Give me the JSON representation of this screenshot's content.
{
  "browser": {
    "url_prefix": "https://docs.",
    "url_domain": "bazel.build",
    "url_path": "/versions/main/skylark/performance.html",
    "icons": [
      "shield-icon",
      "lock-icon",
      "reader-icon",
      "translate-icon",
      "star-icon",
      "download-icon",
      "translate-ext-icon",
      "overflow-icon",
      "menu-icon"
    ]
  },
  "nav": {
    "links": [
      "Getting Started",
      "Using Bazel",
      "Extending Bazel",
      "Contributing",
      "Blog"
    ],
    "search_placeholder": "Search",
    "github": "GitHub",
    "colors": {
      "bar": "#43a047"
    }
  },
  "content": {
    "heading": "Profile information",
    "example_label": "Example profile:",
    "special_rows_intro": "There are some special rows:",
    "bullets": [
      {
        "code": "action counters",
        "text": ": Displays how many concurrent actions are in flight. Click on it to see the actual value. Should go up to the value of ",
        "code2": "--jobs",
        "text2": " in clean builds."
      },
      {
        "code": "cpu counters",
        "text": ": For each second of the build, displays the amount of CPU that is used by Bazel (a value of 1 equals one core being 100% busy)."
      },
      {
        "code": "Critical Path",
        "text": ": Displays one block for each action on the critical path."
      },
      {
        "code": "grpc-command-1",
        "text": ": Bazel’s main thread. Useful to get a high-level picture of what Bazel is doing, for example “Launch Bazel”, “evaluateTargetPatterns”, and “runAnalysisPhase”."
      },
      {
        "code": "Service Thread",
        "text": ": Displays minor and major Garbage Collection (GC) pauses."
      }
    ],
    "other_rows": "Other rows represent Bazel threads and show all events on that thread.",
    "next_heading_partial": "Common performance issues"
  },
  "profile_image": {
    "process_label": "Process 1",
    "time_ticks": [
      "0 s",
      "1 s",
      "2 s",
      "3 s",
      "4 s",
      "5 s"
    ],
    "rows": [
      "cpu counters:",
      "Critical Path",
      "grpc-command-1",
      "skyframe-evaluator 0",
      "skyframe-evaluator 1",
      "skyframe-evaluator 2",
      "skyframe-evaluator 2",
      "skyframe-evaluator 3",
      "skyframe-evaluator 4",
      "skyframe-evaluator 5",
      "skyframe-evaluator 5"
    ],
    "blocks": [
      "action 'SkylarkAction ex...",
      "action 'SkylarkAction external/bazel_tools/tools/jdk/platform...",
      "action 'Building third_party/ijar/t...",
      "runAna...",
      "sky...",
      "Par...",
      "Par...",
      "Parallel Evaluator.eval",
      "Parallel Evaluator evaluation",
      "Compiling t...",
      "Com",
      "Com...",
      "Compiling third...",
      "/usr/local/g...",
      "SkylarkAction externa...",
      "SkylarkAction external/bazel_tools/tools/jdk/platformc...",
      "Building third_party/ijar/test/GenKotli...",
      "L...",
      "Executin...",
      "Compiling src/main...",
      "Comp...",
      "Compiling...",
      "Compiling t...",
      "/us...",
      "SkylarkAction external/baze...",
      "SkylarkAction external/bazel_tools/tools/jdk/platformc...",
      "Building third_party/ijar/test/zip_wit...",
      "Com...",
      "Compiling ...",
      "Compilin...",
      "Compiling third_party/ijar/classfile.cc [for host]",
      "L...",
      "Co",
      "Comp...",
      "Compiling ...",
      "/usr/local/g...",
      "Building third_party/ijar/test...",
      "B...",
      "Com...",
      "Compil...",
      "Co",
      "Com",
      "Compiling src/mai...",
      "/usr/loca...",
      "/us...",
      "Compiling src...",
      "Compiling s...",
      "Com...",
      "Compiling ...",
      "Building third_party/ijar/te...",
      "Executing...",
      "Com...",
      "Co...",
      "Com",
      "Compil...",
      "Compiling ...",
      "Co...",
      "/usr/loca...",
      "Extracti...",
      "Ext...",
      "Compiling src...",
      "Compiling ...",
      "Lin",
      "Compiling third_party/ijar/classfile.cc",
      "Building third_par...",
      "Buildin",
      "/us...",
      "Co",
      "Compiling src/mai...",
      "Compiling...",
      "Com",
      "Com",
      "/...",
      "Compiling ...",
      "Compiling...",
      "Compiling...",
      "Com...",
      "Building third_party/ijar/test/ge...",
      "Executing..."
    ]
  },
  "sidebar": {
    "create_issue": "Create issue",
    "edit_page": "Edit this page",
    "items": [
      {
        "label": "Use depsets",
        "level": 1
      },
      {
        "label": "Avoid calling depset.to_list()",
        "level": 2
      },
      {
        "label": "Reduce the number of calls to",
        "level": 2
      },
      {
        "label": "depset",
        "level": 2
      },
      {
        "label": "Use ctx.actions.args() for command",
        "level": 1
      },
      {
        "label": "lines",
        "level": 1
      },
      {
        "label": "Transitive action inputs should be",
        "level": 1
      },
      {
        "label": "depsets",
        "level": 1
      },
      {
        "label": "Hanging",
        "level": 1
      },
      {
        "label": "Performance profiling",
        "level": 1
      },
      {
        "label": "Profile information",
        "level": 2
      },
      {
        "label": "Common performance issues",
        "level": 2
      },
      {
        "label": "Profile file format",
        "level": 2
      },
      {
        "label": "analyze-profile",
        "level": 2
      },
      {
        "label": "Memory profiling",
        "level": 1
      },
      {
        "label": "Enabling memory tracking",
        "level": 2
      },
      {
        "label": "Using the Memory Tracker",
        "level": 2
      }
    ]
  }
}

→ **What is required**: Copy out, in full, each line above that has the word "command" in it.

→ **Finished exercise**:
        "code": "grpc-command-1",
      "grpc-command-1",
        "label": "Use ctx.actions.args() for command",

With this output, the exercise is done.